(Data entries)
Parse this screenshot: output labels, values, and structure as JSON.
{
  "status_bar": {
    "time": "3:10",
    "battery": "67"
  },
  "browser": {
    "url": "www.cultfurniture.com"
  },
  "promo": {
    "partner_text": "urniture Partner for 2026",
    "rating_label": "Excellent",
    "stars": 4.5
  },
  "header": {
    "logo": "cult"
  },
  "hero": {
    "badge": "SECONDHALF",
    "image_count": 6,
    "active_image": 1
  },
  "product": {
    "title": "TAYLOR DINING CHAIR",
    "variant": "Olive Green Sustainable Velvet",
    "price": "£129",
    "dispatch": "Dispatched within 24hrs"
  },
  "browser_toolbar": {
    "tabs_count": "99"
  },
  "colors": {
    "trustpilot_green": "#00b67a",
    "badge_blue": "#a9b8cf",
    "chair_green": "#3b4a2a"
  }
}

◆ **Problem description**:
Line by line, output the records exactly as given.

◆ **Response**:
Parse this screenshot: output labels, values, and structure as JSON.
{
  "status_bar": {
    "time": "3:10",
    "battery": "67"
  },
  "browser": {
    "url": "www.cultfurniture.com"
  },
  "promo": {
    "partner_text": "urniture Partner for 2026",
    "rating_label": "Excellent",
    "stars": 4.5
  },
  "header": {
    "logo": "cult"
  },
  "hero": {
    "badge": "SECONDHALF",
    "image_count": 6,
    "active_image": 1
  },
  "product": {
    "title": "TAYLOR DINING CHAIR",
    "variant": "Olive Green Sustainable Velvet",
    "price": "£129",
    "dispatch": "Dispatched within 24hrs"
  },
  "browser_toolbar": {
    "tabs_count": "99"
  },
  "colors": {
    "trustpilot_green": "#00b67a",
    "badge_blue": "#a9b8cf",
    "chair_green": "#3b4a2a"
  }
}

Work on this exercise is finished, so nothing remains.